A perfect gift just in time for Easter, “Gifted” could have easily been a two-hankie made-for-television Lifetime movie. However it rises thanks to the work of the cast, especially soon to be 11-year-old McKenna Grace. You may recognize her as the President’s daughter on television’s “Designated Survivor,” but her limited work on the series will not prepare you for the tour-de-force performance she delivers her. Whether interacting with Frank (who we soon learn is actually her uncle), her kindly neighbor Roberta (Octavia Spencer) or her overbearing Grandmother (Lindsay Duncan), Mary is the emotional heart and soul of the film. Evans is equally strong here. If the only time you’ve seen him is when he’s wearing Spandex, you may be surprised by the emotional depths he reaches here. As the film progresses, and we learn more about the lives on-screen, the deeper our own emotional depths are reached. You find yourself struggling to understand the decisions made, sensing how each one will affect the other.

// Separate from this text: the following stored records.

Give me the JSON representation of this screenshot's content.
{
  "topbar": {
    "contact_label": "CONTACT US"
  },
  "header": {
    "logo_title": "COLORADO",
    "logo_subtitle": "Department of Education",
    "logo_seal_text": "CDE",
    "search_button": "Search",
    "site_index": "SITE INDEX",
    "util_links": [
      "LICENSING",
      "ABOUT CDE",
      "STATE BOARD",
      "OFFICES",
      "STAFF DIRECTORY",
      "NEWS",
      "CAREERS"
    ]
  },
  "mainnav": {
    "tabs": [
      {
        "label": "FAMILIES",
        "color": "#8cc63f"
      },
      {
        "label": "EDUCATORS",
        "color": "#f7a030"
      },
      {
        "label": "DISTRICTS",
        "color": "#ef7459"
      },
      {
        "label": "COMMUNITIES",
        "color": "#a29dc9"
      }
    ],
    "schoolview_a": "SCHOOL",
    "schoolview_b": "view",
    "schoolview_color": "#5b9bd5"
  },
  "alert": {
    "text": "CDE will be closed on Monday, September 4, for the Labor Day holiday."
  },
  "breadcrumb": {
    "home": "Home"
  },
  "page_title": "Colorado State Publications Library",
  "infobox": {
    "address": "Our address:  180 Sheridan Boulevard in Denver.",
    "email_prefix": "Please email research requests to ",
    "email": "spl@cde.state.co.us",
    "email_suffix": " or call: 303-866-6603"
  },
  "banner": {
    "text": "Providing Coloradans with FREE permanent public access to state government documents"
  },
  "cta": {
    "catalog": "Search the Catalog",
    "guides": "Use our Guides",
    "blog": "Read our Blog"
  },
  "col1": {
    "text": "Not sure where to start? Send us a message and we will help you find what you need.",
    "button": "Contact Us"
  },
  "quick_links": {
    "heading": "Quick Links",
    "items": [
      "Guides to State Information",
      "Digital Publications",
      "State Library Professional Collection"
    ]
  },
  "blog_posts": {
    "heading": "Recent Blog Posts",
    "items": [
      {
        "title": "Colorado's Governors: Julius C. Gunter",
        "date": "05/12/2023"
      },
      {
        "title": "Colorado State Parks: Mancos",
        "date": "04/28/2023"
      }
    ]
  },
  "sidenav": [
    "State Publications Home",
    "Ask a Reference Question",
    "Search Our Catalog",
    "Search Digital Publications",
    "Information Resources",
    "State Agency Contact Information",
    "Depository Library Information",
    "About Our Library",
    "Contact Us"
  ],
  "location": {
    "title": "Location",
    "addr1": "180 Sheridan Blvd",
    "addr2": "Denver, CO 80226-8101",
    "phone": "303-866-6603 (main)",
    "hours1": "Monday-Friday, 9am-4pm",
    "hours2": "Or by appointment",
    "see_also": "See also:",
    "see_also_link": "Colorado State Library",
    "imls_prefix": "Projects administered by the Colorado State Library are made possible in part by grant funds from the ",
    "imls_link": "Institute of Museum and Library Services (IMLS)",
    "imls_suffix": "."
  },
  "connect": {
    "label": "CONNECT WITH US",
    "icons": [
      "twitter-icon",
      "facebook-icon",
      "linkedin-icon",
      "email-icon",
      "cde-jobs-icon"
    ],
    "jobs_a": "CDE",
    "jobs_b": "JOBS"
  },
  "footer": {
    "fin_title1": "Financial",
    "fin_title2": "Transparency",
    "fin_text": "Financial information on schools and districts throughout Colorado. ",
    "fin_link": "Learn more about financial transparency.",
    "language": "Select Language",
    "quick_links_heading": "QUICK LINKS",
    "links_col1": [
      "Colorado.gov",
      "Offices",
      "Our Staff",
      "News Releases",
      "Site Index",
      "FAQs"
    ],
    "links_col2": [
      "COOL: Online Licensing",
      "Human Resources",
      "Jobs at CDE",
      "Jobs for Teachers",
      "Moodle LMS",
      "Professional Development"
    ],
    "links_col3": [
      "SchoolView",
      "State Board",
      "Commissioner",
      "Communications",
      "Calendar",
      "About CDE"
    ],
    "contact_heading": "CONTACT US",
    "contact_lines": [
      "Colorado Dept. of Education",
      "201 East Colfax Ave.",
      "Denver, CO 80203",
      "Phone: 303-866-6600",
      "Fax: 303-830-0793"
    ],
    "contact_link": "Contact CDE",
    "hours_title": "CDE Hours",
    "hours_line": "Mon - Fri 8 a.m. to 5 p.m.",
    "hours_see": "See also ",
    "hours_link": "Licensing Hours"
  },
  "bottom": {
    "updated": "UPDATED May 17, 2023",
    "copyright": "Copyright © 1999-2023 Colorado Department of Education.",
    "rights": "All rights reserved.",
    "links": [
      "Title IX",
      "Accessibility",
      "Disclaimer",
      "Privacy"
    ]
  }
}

If you have no desire to watch Vin Diesel drive a car this weekend (guilty!), I recommend you give “Gifted” a try. You won’t be disappointed.

Film Review: “The Secret Life of Pets

Starring the voices of: Louis C.K., Eric Stonestreet and Kevin Hart
Directed by: Yarrow Cheney and Chris Renaud
Rated: PG
Running time: 1 hour 30 mins

Our Score: 2.5 out of 5 Stars

As a long time dog lover (and owner), I would be lying if I didn’t tell you I’ve been looking forward to this movie since I saw the first trailer last year. And while that trailer promised a fun look at what our doggies and kitties do when we leave the house, it’s not all fun and games. In fact, you can say it’s a dangerous jungle out there.

Meet Max (C.K.). A friendly dog who has lived with Katie (Ellie Kemper) since he was a pup. Life is good for Max, who spends his time with Katie snuggling and playing with his ball. His time without her is either spent watching the front door until she comes home or hanging out with his fellow pet friends in the neighborhood. However, things change when Katie brings home Duke (Stonestreet), a big shaggy mess of a dog she picks up at the pound. When Max and Duke find themselves on the run from Animal Control, they must join forces or face the consequences.

First the good stuff. “The Secret Life of Pets” is from the same studio that brought you the adorable Minions from the “Despicable Me” films, and the animation is amazing. One scene finds our two pups in water that looks so realistic you can feel the wetness. The characters are well voiced. Besides the two main mutts, Kevin Hart is perfectly cast as an evil bunny while Jenny Slate, Albert Brooks and Dana Carvey shine as well.

Now the bad stuff. Did you notice above when I referred to Kevin Hart as a EVIL bunny? That’s because he is. When Max and Duke find themselves underneath the street and in the sewers of New York City they come across a group made up of animals that have been flushed down the toilet. They are only accepted when they tell a gruesome story about how the killed their masters. KILLED THEIR MASTERS! I almost fell out of seat. Have we come to a point where it’s o.k. for a cute cartoon bunny to jokingly talk about murder in a PG rated film? And a fellow critic pointed out how weird it was that the soundtrack features the song “Bounce” by System of a Down which, depending on who you talk to, is either about drug use or an orgy. Jeesh!